Blockchain Technology: The Backbone of Bitcoin
The blockchain serves as the underlying technology for Bitcoin, and it’s the key to its success. In simple terms, a blockchain is a decentralized and distributed ledger that records transactions across a network of computers. Each block in the chain contains a list of transactions, and once a block is completed, it is added to the chain in a linear, chronological order. This process ensures transparency, security, and immutability of the transaction history.
Decentralization and Trustlessness
One of the fundamental principles of Bitcoin and blockchain technology is decentralization. Traditional financial systems rely on centralized authorities like banks and governments to regulate and oversee transactions. Bitcoin, however, eliminates the need for intermediaries, placing control back into the hands of the users. This decentralization fosters a sense of trustlessness, where participants can engage in transactions without relying on a central authority to validate or authorize the process.
Cryptography: Ensuring Security and Anonymity
Cryptography plays a pivotal role in the functioning of both Bitcoin and blockchain technology. Transactions are secured through complex mathematical algorithms that ensure the integrity and security of the data. This cryptographic layer not only safeguards the network from potential attacks but also provides a level of anonymity for users. While transactions are recorded on the public ledger, the identities of the users involved remain pseudonymous, adding an extra layer of privacy.

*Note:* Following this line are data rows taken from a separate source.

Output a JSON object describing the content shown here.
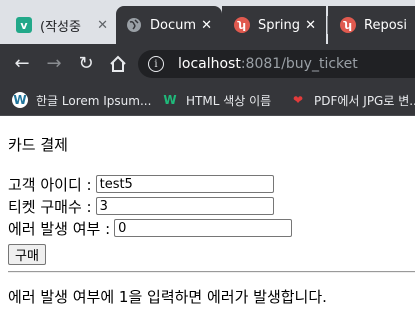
{
  "browser": {
    "tabs": [
      {
        "icon": "v-app-icon",
        "title": "(작성중",
        "close": "✕"
      },
      {
        "icon": "globe-icon",
        "title": "Docum",
        "close": "✕"
      },
      {
        "icon": "spring-icon",
        "title": "Spring",
        "close": "✕"
      },
      {
        "icon": "spring-icon",
        "title": "Reposi",
        "close": ""
      }
    ],
    "url": {
      "host": "localhost",
      "rest": ":8081/buy_ticket"
    },
    "bookmarks": [
      {
        "icon": "wordpress-icon",
        "label": "한글 Lorem Ipsum..."
      },
      {
        "icon": "w-icon",
        "label": "HTML 색상 이름"
      },
      {
        "icon": "heart-icon",
        "label": "PDF에서 JPG로 변..."
      }
    ]
  },
  "page": {
    "heading": "카드 결제",
    "fields": [
      {
        "label": "고객 아이디 :",
        "value": "test5"
      },
      {
        "label": "티켓 구매수 :",
        "value": "3"
      },
      {
        "label": "에러 발생 여부 :",
        "value": "0"
      }
    ],
    "buy_label": "구매",
    "note": "에러 발생 여부에 1을 입력하면 에러가 발생합니다."
  },
  "colors": {
    "tab_bar": "#dee1e6",
    "toolbar": "#35363a",
    "omnibox": "#202124",
    "v_icon": "#22a889",
    "spring_icon": "#e05a4f"
  }
}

Mining and Consensus Mechanisms
The creation of new bitcoins and the validation of transactions are achieved through a process called mining. Miners use powerful computers to solve complex mathematical problems that validate transactions and add them to the blockchain. This process is essential for maintaining the integrity of the network and ensuring a consensus among all participants.
Bitcoin, specifically, utilizes a consensus mechanism known as Proof of Work (PoW). However, there are alternative consensus mechanisms, such as Proof of Stake (PoS) and Delegated Proof of Stake (DPoS), employed by other blockchain projects. These mechanisms vary in their approach to reaching consensus, with each having its advantages and limitations.

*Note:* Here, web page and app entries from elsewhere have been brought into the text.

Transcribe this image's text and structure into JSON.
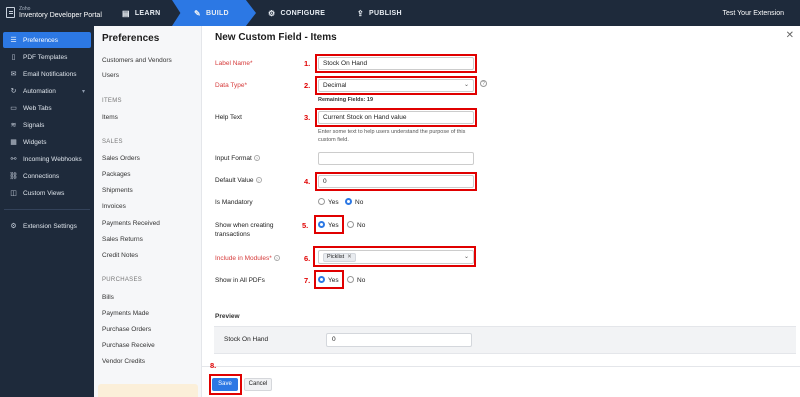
{
  "app": {
    "logo_small": "Zoho",
    "logo_text": "Inventory Developer Portal",
    "test_extension": "Test Your Extension"
  },
  "steps": [
    {
      "label": "LEARN",
      "icon": "book-icon"
    },
    {
      "label": "BUILD",
      "icon": "wrench-icon"
    },
    {
      "label": "CONFIGURE",
      "icon": "gear-icon"
    },
    {
      "label": "PUBLISH",
      "icon": "upload-icon"
    }
  ],
  "sidebar": {
    "items": [
      {
        "label": "Preferences",
        "icon": "sliders-icon"
      },
      {
        "label": "PDF Templates",
        "icon": "document-icon"
      },
      {
        "label": "Email Notifications",
        "icon": "mail-icon"
      },
      {
        "label": "Automation",
        "icon": "automation-icon"
      },
      {
        "label": "Web Tabs",
        "icon": "tabs-icon"
      },
      {
        "label": "Signals",
        "icon": "signal-icon"
      },
      {
        "label": "Widgets",
        "icon": "widget-icon"
      },
      {
        "label": "Incoming Webhooks",
        "icon": "webhook-icon"
      },
      {
        "label": "Connections",
        "icon": "link-icon"
      },
      {
        "label": "Custom Views",
        "icon": "view-icon"
      }
    ],
    "extension_settings": "Extension Settings"
  },
  "prefs": {
    "title": "Preferences",
    "links": {
      "customers_vendors": "Customers and Vendors",
      "users": "Users",
      "items_head": "ITEMS",
      "items": "Items",
      "sales_head": "SALES",
      "sales_orders": "Sales Orders",
      "packages": "Packages",
      "shipments": "Shipments",
      "invoices": "Invoices",
      "payments_received": "Payments Received",
      "sales_returns": "Sales Returns",
      "credit_notes": "Credit Notes",
      "purchases_head": "PURCHASES",
      "bills": "Bills",
      "payments_made": "Payments Made",
      "purchase_orders": "Purchase Orders",
      "purchase_receive": "Purchase Receive",
      "vendor_credits": "Vendor Credits"
    }
  },
  "form": {
    "title": "New Custom Field - Items",
    "label_name": {
      "label": "Label Name*",
      "value": "Stock On Hand"
    },
    "data_type": {
      "label": "Data Type*",
      "value": "Decimal",
      "remaining": "Remaining Fields: 19"
    },
    "help_text": {
      "label": "Help Text",
      "value": "Current Stock on Hand value",
      "hint": "Enter some text to help users understand the purpose of this custom field."
    },
    "input_format": {
      "label": "Input Format",
      "value": ""
    },
    "default_value": {
      "label": "Default Value",
      "value": "0"
    },
    "is_mandatory": {
      "label": "Is Mandatory",
      "yes": "Yes",
      "no": "No",
      "selected": "No"
    },
    "show_when_creating": {
      "label": "Show when creating transactions",
      "yes": "Yes",
      "no": "No",
      "selected": "Yes"
    },
    "include_in_modules": {
      "label": "Include in Modules*",
      "tag": "Picklist"
    },
    "show_in_pdfs": {
      "label": "Show in All PDFs",
      "yes": "Yes",
      "no": "No",
      "selected": "Yes"
    },
    "preview": {
      "label": "Preview",
      "field": "Stock On Hand",
      "value": "0"
    },
    "save": "Save",
    "cancel": "Cancel"
  },
  "annotations": [
    "1.",
    "2.",
    "3.",
    "4.",
    "5.",
    "6.",
    "7.",
    "8."
  ],
  "colors": {
    "accent": "#2c78e4",
    "callout": "#e00000",
    "sidebar_bg": "#1e2a3b"
  }
}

Smart Contracts and Beyond Bitcoin
While Bitcoin primarily functions as a digital currency, blockchain technology has evolved to support a broader range of applications. Smart contracts, for instance, are self-executing contracts with the terms directly written into code. These contracts automate and enforce the terms of an agreement, eliminating the need for intermediaries and reducing the risk of fraud.
The versatility of blockchain technology extends beyond finance. Industries such as healthcare, supply chain, and real estate are exploring the potential of blockchain to enhance transparency, traceability, and efficiency. The ability to create decentralized and tamper-proof records has the potential to revolutionize various sectors, paving the way for a more secure and transparent future.
Challenges and Criticisms
Despite the promise and potential of Bitcoin and blockchain technology, they are not without challenges and criticisms. Scalability issues, energy consumption concerns related to mining, and regulatory uncertainties pose significant hurdles to widespread adoption. Additionally, the volatile nature of cryptocurrencies raises questions about their stability as a store of value or medium of exchange.